The new rapid-release strategy at Mozilla has provoked a healthy share of backlash from Mozilla users. First came corporate users and their IT departments, who bear the burden of testing and deploying each new release — and frequently have to support the browser's compatibility with specific Web applications and extensions. Mozilla's Firefox Product Manager Asa Dotzler then threw fuel on the fire by telling enterprise users that the project didn't care about their use-cases. Later, Mozilla moved to repair some of the damage by setting up an enterprise-focused "working group" to tackle specific issues, including security reviews.
In August, Dotzler again triggered controversy by announcing a plan to remove the version number from Firefox — more specifically, to remove it from the "About" window first. He filed a Bugzilla issue on the subject, igniting a long comment debate (and a truly colossal mailing list thread to accompany it). Dotzler's plan was that in future versions of the browser, there would be no version number at all, and Firefox would be a rolling release type project, where all that matters is whether or not you have the most recent update. Trouble is, users and Web developers seem to think the plan is a bad one.
As people pointed out in the discussions, Firefox extensions are not automatically compatible when there is an update, and people whose work depends on a particular add-on need versioning information to know when the add-on is updated for compatibility. In addition, users who are not administrators (which is generally the case in office environments) can't update the browser to the latest release at will — and Web developers trying to debug a site problem rely on version information to diagnose problems and track regressions. On a practical level, one user pointed out that removing the version number from the About dialog breaks the convention followed by virtually every GUI application, and is essentially the only reason anyone ever opens the About dialog.
Ultimately, another Firefox developer closed the issue as WONTFIX, stating that supporters had failed to make a case for how the change was an improvement. But Dotzler is still committed to the plan as a whole, saying that the long term plan is to make Firefox version-less.

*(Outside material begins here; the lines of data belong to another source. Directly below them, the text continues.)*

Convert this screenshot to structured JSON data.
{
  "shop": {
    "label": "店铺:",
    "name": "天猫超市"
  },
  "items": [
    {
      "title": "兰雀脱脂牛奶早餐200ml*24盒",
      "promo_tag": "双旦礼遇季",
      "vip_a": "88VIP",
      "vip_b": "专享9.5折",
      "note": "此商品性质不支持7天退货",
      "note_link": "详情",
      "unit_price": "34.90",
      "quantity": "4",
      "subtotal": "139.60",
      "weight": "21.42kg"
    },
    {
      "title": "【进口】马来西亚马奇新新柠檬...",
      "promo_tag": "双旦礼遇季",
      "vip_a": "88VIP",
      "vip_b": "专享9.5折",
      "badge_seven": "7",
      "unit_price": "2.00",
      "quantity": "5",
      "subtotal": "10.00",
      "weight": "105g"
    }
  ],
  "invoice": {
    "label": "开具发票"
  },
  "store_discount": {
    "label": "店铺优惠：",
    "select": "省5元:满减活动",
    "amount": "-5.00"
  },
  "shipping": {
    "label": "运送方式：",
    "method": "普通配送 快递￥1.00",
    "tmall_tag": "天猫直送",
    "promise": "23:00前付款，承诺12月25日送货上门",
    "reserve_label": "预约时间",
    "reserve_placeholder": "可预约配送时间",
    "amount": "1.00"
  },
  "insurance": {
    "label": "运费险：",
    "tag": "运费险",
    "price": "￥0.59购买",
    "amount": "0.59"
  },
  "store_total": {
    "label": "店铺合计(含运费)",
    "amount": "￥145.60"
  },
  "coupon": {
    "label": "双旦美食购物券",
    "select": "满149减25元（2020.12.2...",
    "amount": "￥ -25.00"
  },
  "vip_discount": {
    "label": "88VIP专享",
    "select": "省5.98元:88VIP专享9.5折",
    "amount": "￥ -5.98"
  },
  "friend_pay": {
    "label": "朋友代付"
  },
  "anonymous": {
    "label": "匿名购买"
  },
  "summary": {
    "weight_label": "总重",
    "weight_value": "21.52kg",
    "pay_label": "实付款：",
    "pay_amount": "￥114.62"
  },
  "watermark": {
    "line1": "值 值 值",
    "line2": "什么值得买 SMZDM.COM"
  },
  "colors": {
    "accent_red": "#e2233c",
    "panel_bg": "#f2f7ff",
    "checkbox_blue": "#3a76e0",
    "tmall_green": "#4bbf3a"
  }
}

The plan sounds a bit like the DevOps model. It certainly has its advantages, though it is different in one important way — deployment of server applications requires updating one machine (or one "instance," it could involve a cluster) and the update is done by the team that develops the software. Client applications are not deployed that way, and installation and updates are not done by the developer. It could be a tough sell for browser users.
Still, the current version of the rapid-release approach is probably a win for users and developers alike. Mozilla's Robert Kaiser called it "doing evolution instead of revolution." In the old model, major UI changes hit suddenly, which always caused some confusion and discouraged some users from updating.
The incremental improvements — such as Firefox 6's identity block — are smoother, and rolling-back a bad one is less difficult. Perhaps more importantly, updates to new Web APIs and developing standards hit sooner, which means site developers can implement new techniques faster and without lag time. That's a change that benefits everybody.